▸ **Data records for software interfaces**:
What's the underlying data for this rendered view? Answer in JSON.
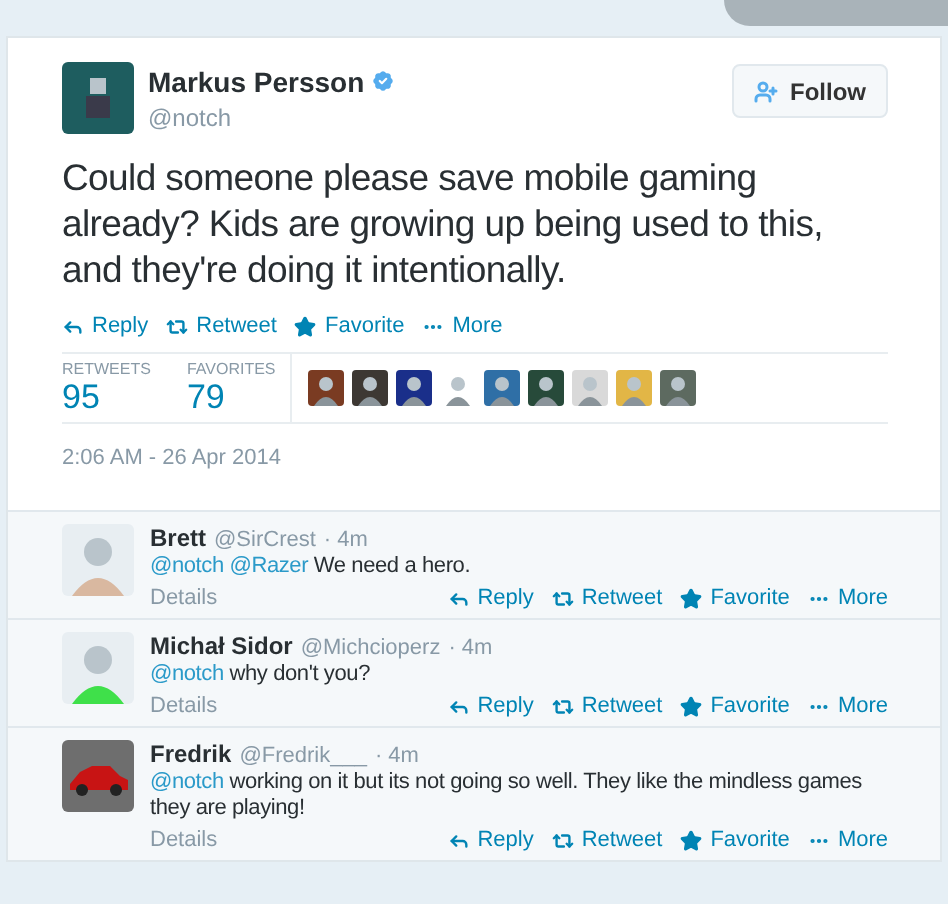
{
  "tweet": {
    "author": {
      "name": "Markus Persson",
      "handle": "@notch",
      "verified": true
    },
    "follow_button": "Follow",
    "text": "Could someone please save mobile gaming already? Kids are growing up being used to this, and they're doing it intentionally.",
    "actions": [
      "Reply",
      "Retweet",
      "Favorite",
      "More"
    ],
    "stats": [
      {
        "label": "RETWEETS",
        "value": "95"
      },
      {
        "label": "FAVORITES",
        "value": "79"
      }
    ],
    "favoriters": [
      {
        "color": "#7a3b22"
      },
      {
        "color": "#3d3833"
      },
      {
        "color": "#1a2f8a"
      },
      {
        "color": "#ffffff"
      },
      {
        "color": "#2f6fa6"
      },
      {
        "color": "#274a3a"
      },
      {
        "color": "#d9d9d9"
      },
      {
        "color": "#e2b646"
      },
      {
        "color": "#5d6a60"
      }
    ],
    "timestamp": "2:06 AM - 26 Apr 2014"
  },
  "replies": [
    {
      "name": "Brett",
      "handle": "@SirCrest",
      "time": "· 4m",
      "avatar": {
        "kind": "person"
      },
      "mentions": [
        "@notch",
        "@Razer"
      ],
      "text": "We need a hero.",
      "details": "Details",
      "actions": [
        "Reply",
        "Retweet",
        "Favorite",
        "More"
      ]
    },
    {
      "name": "Michał Sidor",
      "handle": "@Michcioperz",
      "time": "· 4m",
      "avatar": {
        "kind": "person"
      },
      "mentions": [
        "@notch"
      ],
      "text": "why don't you?",
      "details": "Details",
      "actions": [
        "Reply",
        "Retweet",
        "Favorite",
        "More"
      ]
    },
    {
      "name": "Fredrik",
      "handle": "@Fredrik___",
      "time": "· 4m",
      "avatar": {
        "kind": "car"
      },
      "mentions": [
        "@notch"
      ],
      "text": "working on it but its not going so well. They like the mindless games they are playing!",
      "details": "Details",
      "actions": [
        "Reply",
        "Retweet",
        "Favorite",
        "More"
      ]
    }
  ]
}
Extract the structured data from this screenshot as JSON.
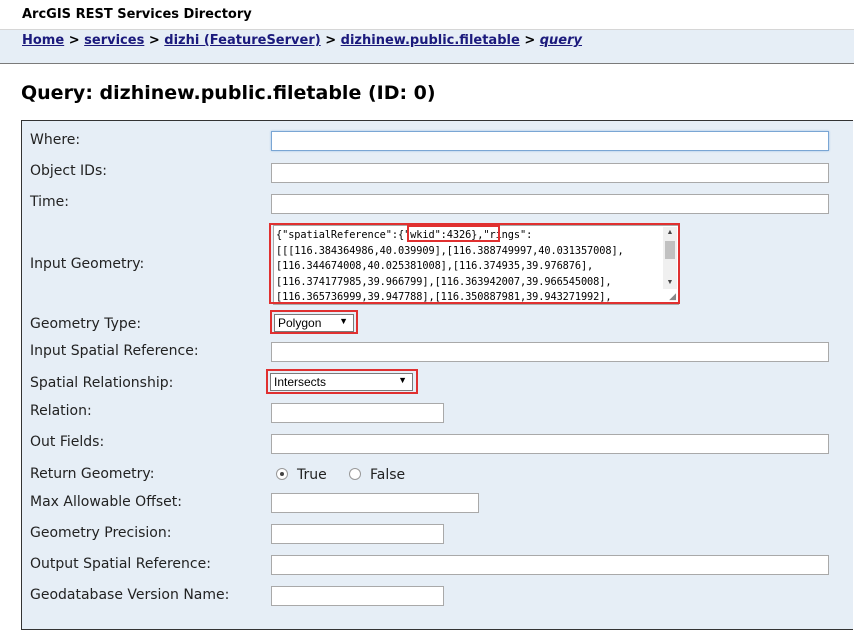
{
  "app": {
    "title": "ArcGIS REST Services Directory"
  },
  "breadcrumb": {
    "items": [
      "Home",
      "services",
      "dizhi (FeatureServer)",
      "dizhinew.public.filetable",
      "query"
    ],
    "separator": ">"
  },
  "page": {
    "title": "Query: dizhinew.public.filetable (ID: 0)"
  },
  "form": {
    "where": {
      "label": "Where:",
      "value": ""
    },
    "object_ids": {
      "label": "Object IDs:",
      "value": ""
    },
    "time": {
      "label": "Time:",
      "value": ""
    },
    "input_geometry": {
      "label": "Input Geometry:",
      "lines": [
        "{\"spatialReference\":{\"wkid\":4326},\"rings\":",
        "[[[116.384364986,40.039909],[116.388749997,40.031357008],",
        "[116.344674008,40.025381008],[116.374935,39.976876],",
        "[116.374177985,39.966799],[116.363942007,39.966545008],",
        "[116.365736999,39.947788],[116.350887981,39.943271992],"
      ]
    },
    "geometry_type": {
      "label": "Geometry Type:",
      "value": "Polygon"
    },
    "input_sr": {
      "label": "Input Spatial Reference:",
      "value": ""
    },
    "spatial_rel": {
      "label": "Spatial Relationship:",
      "value": "Intersects"
    },
    "relation": {
      "label": "Relation:",
      "value": ""
    },
    "out_fields": {
      "label": "Out Fields:",
      "value": ""
    },
    "return_geometry": {
      "label": "Return Geometry:",
      "options": [
        "True",
        "False"
      ],
      "selected": "True"
    },
    "max_offset": {
      "label": "Max Allowable Offset:",
      "value": ""
    },
    "geom_precision": {
      "label": "Geometry Precision:",
      "value": ""
    },
    "out_sr": {
      "label": "Output Spatial Reference:",
      "value": ""
    },
    "gdb_version": {
      "label": "Geodatabase Version Name:",
      "value": ""
    }
  },
  "colors": {
    "nav_bg": "#e6eef6",
    "link": "#1b1a7c",
    "highlight": "#e03030"
  },
  "icons": {
    "dropdown": "triangle-down-icon",
    "scroll_up": "triangle-up-icon",
    "resize": "resize-grip-icon"
  }
}
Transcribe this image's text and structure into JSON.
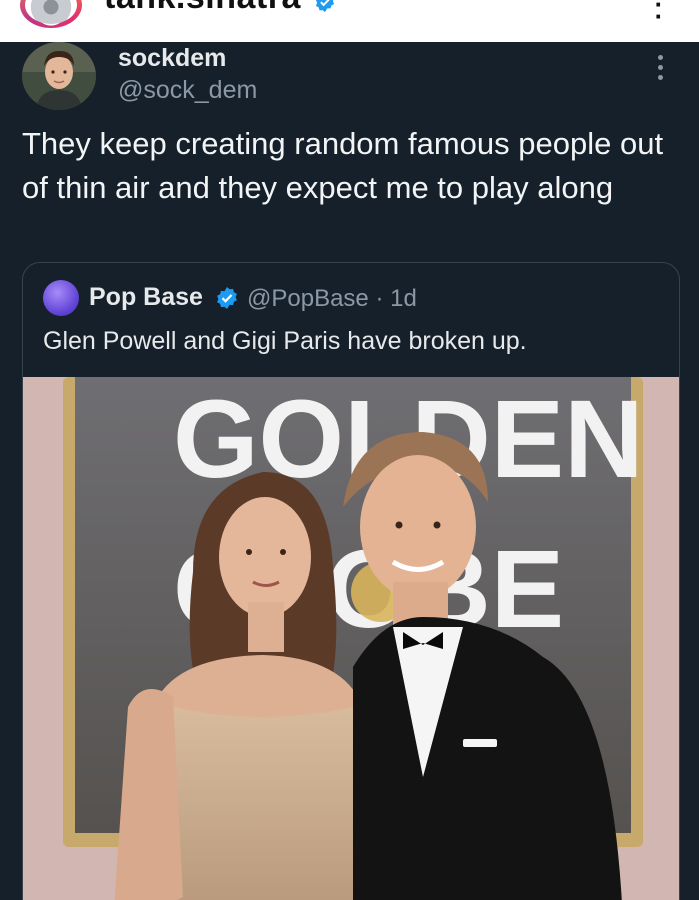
{
  "ig_header": {
    "username": "tank.sinatra"
  },
  "tweet": {
    "display_name": "sockdem",
    "handle": "@sock_dem",
    "text": "They keep creating random famous people out of thin air and they expect me to play along"
  },
  "quote": {
    "display_name": "Pop Base",
    "handle_time": "@PopBase · 1d",
    "text": "Glen Powell and Gigi Paris have broken up.",
    "photo_backdrop_text": [
      "GOLDEN",
      "GLOBE"
    ]
  },
  "colors": {
    "background": "#15202b",
    "text_primary": "#e7e9ea",
    "text_secondary": "#8b98a5",
    "verified_blue": "#1d9bf0",
    "card_border": "#38444d"
  },
  "icons": [
    "verified-badge-icon",
    "more-options-icon"
  ]
}
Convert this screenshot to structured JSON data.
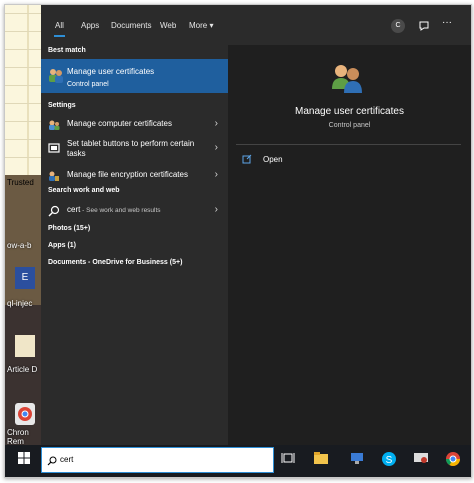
{
  "tabs": [
    "All",
    "Apps",
    "Documents",
    "Web",
    "More ▾"
  ],
  "header_buttons": {
    "avatar_letter": "C"
  },
  "best_match": {
    "section_title": "Best match",
    "title": "Manage user certificates",
    "subtitle": "Control panel"
  },
  "settings": {
    "section_title": "Settings",
    "items": [
      {
        "label": "Manage computer certificates"
      },
      {
        "label": "Set tablet buttons to perform certain tasks"
      },
      {
        "label": "Manage file encryption certificates"
      }
    ]
  },
  "search_web": {
    "section_title": "Search work and web",
    "query": "cert",
    "suffix": " - See work and web results"
  },
  "categories": [
    {
      "label": "Photos (15+)"
    },
    {
      "label": "Apps (1)"
    },
    {
      "label": "Documents - OneDrive for Business (5+)"
    }
  ],
  "preview": {
    "title": "Manage user certificates",
    "subtitle": "Control panel",
    "actions": [
      {
        "label": "Open"
      }
    ]
  },
  "search_box": {
    "value": "cert"
  },
  "desktop_labels": [
    "Trusted",
    "ow-a-b",
    "ql-injec",
    "Article D",
    "Chron",
    "Rem"
  ],
  "colors": {
    "accent": "#2e8fd6",
    "highlight": "#1f5f9e",
    "panel": "#2b2b2b",
    "preview_panel": "#1f1f1f",
    "taskbar": "#181b20"
  },
  "icons": [
    "users-certificate-icon",
    "certificate-icon",
    "tablet-icon",
    "encryption-icon",
    "search-icon",
    "open-icon",
    "windows-start-icon",
    "task-view-icon",
    "file-explorer-icon",
    "skype-icon",
    "chrome-icon"
  ]
}
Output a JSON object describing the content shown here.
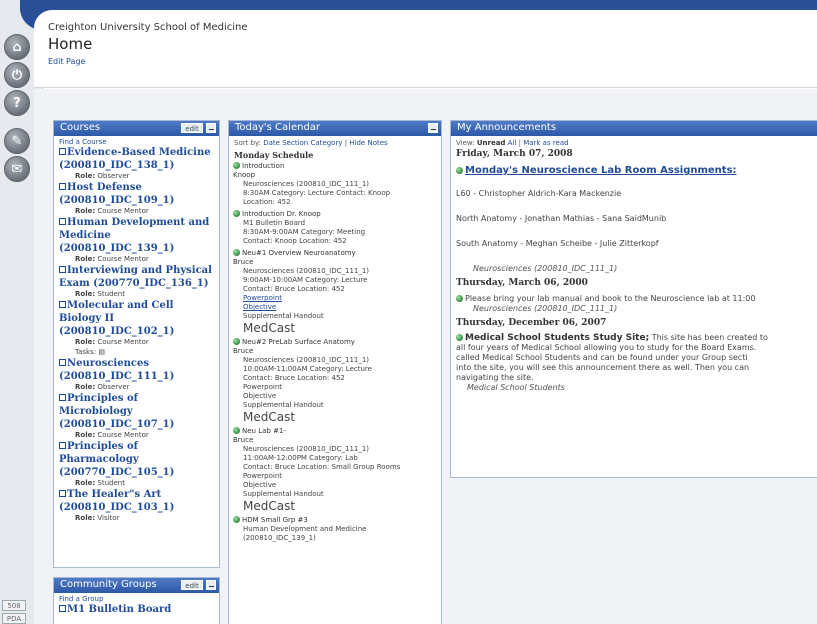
{
  "header": {
    "school": "Creighton University School of Medicine",
    "title": "Home",
    "edit_page": "Edit Page"
  },
  "rail": {
    "icons": [
      "home-icon",
      "power-icon",
      "help-icon",
      "tools-icon",
      "feedback-icon"
    ],
    "bottom_buttons": [
      "508",
      "PDA"
    ]
  },
  "courses": {
    "title": "Courses",
    "edit": "edit",
    "find": "Find a Course",
    "role_label": "Role:",
    "tasks_label": "Tasks:",
    "items": [
      {
        "name": "Evidence-Based Medicine (200810_IDC_138_1)",
        "role": "Observer"
      },
      {
        "name": "Host Defense (200810_IDC_109_1)",
        "role": "Course Mentor"
      },
      {
        "name": "Human Development and Medicine (200810_IDC_139_1)",
        "role": "Course Mentor"
      },
      {
        "name": "Interviewing and Physical Exam (200770_IDC_136_1)",
        "role": "Student"
      },
      {
        "name": "Molecular and Cell Biology II (200810_IDC_102_1)",
        "role": "Course Mentor"
      },
      {
        "name": "Neurosciences (200810_IDC_111_1)",
        "role": "Observer"
      },
      {
        "name": "Principles of Microbiology (200810_IDC_107_1)",
        "role": "Course Mentor"
      },
      {
        "name": "Principles of Pharmacology (200770_IDC_105_1)",
        "role": "Student"
      },
      {
        "name": "The Healer\"s Art (200810_IDC_103_1)",
        "role": "Visitor"
      }
    ]
  },
  "groups": {
    "title": "Community Groups",
    "edit": "edit",
    "find": "Find a Group",
    "items": [
      "M1 Bulletin Board"
    ]
  },
  "calendar": {
    "title": "Today's Calendar",
    "sort_label": "Sort by:",
    "sort_options": [
      "Date",
      "Section",
      "Category"
    ],
    "hide_notes": "Hide Notes",
    "heading": "Monday Schedule",
    "events": [
      {
        "title": "Introduction",
        "who": "Knoop",
        "lines": [
          "Neurosciences (200810_IDC_111_1)",
          "8:30AM  Category: Lecture  Contact: Knoop",
          "Location: 452"
        ],
        "links": [],
        "extras": [],
        "medcast": ""
      },
      {
        "title": "Introduction Dr. Knoop",
        "who": "",
        "lines": [
          "M1 Bulletin Board",
          "8:30AM-9:00AM  Category: Meeting",
          "Contact: Knoop  Location: 452"
        ],
        "links": [],
        "extras": [],
        "medcast": ""
      },
      {
        "title": "Neu#1 Overview Neuroanatomy",
        "who": "Bruce",
        "lines": [
          "Neurosciences (200810_IDC_111_1)",
          "9:00AM-10:00AM  Category: Lecture",
          "Contact: Bruce  Location: 452"
        ],
        "links": [
          "Powerpoint",
          "Objective"
        ],
        "extras": [
          "Supplemental Handout"
        ],
        "medcast": "MedCast"
      },
      {
        "title": "Neu#2 PreLab Surface Anatomy",
        "who": "Bruce",
        "lines": [
          "Neurosciences (200810_IDC_111_1)",
          "10:00AM-11:00AM  Category: Lecture",
          "Contact: Bruce  Location: 452"
        ],
        "links": [],
        "extras": [
          "Powerpoint",
          "Objective",
          "Supplemental Handout"
        ],
        "medcast": "MedCast"
      },
      {
        "title": "Neu Lab #1-",
        "who": "Bruce",
        "lines": [
          "Neurosciences (200810_IDC_111_1)",
          "11:00AM-12:00PM  Category: Lab",
          "Contact: Bruce  Location: Small Group Rooms"
        ],
        "links": [],
        "extras": [
          "Powerpoint",
          "Objective",
          "Supplemental Handout"
        ],
        "medcast": "MedCast"
      },
      {
        "title": "HDM Small Grp #3",
        "who": "",
        "lines": [
          "Human Development and Medicine",
          "(200810_IDC_139_1)"
        ],
        "links": [],
        "extras": [],
        "medcast": ""
      }
    ]
  },
  "announcements": {
    "title": "My Announcements",
    "view_label": "View:",
    "view_unread": "Unread",
    "view_all": "All",
    "mark_read": "Mark as read",
    "date1": "Friday, March 07, 2008",
    "ann1_title": "Monday's Neuroscience Lab Room Assignments:",
    "ann1_lines": [
      "L60 - Christopher Aldrich-Kara Mackenzie",
      "North Anatomy - Jonathan Mathias - Sana SaidMunib",
      "South Anatomy - Meghan Scheibe - Julie Zitterkopf"
    ],
    "ann1_source": "Neurosciences (200810_IDC_111_1)",
    "date2": "Thursday, March 06, 2000",
    "ann2_text": "Please bring your lab manual and book to the Neuroscience lab at 11:00",
    "ann2_source": "Neurosciences (200810_IDC_111_1)",
    "date3": "Thursday, December 06, 2007",
    "ann3_title": "Medical School Students Study Site;",
    "ann3_line1": "This site has been created to",
    "ann3_lines": [
      "all four years of Medical School allowing you to study for the Board Exams.",
      "called Medical School Students and can be found under your Group secti",
      "into the site, you will see this announcement there as well.  Then you can",
      "navigating the site."
    ],
    "ann3_source": "Medical School Students"
  }
}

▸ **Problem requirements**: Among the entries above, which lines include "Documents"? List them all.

▸ **Output of the exercise**:
    "Documents",
      "label": "Documents - OneDrive for Business (5+)"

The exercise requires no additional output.